The panel consisted of four different professionals with different backgrounds. Lena Gutschan — an artist and entrepreneur from Montreal, Canada; Kate Lesta — a community-minded culture and arts organizer and producer from San Francisco, California; Eliot Peper — a novelist and strategist from Oakland, California; and Michael Spencer— a Professor of theater and performance design at Central Saint Martins in London.
The panel began with each of the speakers introducing themselves and giving an overall opinion about what they believe the difference is between the real and the surreal. The panel was then given the opportunity to ask questions to each other. Finally, the audience was allowed to ask questions. Students were given priority when asking questions followed by the other audience members.
Throughout the panel discussion, there were many different ideas discussed. Michael Spencer argued that there’s no clear line between the real and the surreal.
“Depending on how you define it I could propose surreality is the new reality. The new normal condition. If surreality is hard to define reality is even harder to define,” said Spencer.
Eliot Peper talked about how as a writer, he tries to find a balance between things that feel real and things that are not as real.
“There are a few ways to look at surreality, at least from the literary angle,” he said, “if you interrogate yourself and your everyday experience, our day to day experiences are much weirder than we give them credit for.”
It was intriguing to consider how the real and surreal can be interpreted in everyday lives as people constantly go between them. An example of this could be the act of falling into a daydream — then snapping out of it and back into reality. There are so many surreal moments that happen throughout the day that they often aren’t considered as such. These moments are often misinterpreted or brushed aside as reality.
Lena Gutschan talked about how traveling to a foreign country or a new place always feels surreal at that moment. The surreal quality only lasts when we first encounter it. If someone went to a foreign country and then ended up spending three months there, it’s not surreal anymore. If someone finds themselves somewhere for long enough, it can become reality.
Lena also touched on how her job is real to her in many ways while prepping for the circus, but when it is said and done, it creates a surreal space.

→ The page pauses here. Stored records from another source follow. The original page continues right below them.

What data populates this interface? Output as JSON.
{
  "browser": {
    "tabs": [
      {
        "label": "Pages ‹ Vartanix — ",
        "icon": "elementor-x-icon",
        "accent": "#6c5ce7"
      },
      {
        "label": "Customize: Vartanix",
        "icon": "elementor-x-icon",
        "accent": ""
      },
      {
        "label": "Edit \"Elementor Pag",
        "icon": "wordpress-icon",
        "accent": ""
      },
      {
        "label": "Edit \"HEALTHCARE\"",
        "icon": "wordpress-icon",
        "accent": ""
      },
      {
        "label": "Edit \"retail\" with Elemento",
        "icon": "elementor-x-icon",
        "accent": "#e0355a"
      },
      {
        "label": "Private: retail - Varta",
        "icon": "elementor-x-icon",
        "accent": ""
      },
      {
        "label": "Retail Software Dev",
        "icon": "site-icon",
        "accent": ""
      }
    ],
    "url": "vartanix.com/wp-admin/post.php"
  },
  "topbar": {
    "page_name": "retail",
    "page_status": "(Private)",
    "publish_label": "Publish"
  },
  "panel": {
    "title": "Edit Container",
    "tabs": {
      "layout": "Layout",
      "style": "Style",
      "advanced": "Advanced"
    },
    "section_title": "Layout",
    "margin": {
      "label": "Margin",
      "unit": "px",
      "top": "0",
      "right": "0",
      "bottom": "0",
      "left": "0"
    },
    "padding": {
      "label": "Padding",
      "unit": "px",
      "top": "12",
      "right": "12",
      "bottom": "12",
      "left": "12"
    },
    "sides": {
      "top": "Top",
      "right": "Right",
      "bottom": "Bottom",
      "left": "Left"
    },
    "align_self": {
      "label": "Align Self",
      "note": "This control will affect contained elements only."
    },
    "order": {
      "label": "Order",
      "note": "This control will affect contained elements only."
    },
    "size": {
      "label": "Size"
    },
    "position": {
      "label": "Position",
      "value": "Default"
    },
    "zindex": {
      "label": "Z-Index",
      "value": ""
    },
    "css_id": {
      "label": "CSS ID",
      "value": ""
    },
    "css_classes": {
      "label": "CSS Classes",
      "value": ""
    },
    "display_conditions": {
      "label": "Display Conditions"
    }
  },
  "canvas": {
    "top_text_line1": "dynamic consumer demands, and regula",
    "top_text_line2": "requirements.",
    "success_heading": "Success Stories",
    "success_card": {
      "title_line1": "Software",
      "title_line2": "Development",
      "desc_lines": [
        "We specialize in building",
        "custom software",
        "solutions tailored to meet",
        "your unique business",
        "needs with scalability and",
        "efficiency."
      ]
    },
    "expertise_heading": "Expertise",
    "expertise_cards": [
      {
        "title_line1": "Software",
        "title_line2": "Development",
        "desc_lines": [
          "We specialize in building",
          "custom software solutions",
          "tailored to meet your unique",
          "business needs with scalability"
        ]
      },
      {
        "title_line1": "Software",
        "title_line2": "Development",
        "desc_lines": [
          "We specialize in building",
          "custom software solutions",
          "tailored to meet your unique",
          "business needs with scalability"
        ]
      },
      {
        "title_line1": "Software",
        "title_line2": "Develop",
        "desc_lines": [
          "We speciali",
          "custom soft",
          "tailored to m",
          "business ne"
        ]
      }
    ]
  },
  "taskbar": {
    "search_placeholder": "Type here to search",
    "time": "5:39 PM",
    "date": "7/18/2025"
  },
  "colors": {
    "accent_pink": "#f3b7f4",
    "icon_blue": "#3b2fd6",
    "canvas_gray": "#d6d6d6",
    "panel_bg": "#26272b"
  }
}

“There are all of these real risks and real work that goes into creating a surreal world for the audience,” she said.
We can also interpret surreal moments in different ways. Kate Lesta talked about how she puts on events and performances for many different people.
“I mostly do event production and festival management. One of the real reasons I do that type of work is to create spaces where people can step out of their everyday reality and find that space in between.”
Often, the audience members attending these performances are having a surreal moment. But for Kate, the experience is real because her job is to organize and put on this event.
The “Dialogue Between the Real and the Surreal” is a difficult conversation to digest. Real and surreal moments happen constantly and often without warning or recognition. This panel allowed attendees to see how everyday actions are constantly made up of these moments that are ever-changing, creating a relevant and personally involving experience.
For more information contact CUI Arts and Entertainment reporter Ashlyn Rooney at email@example.com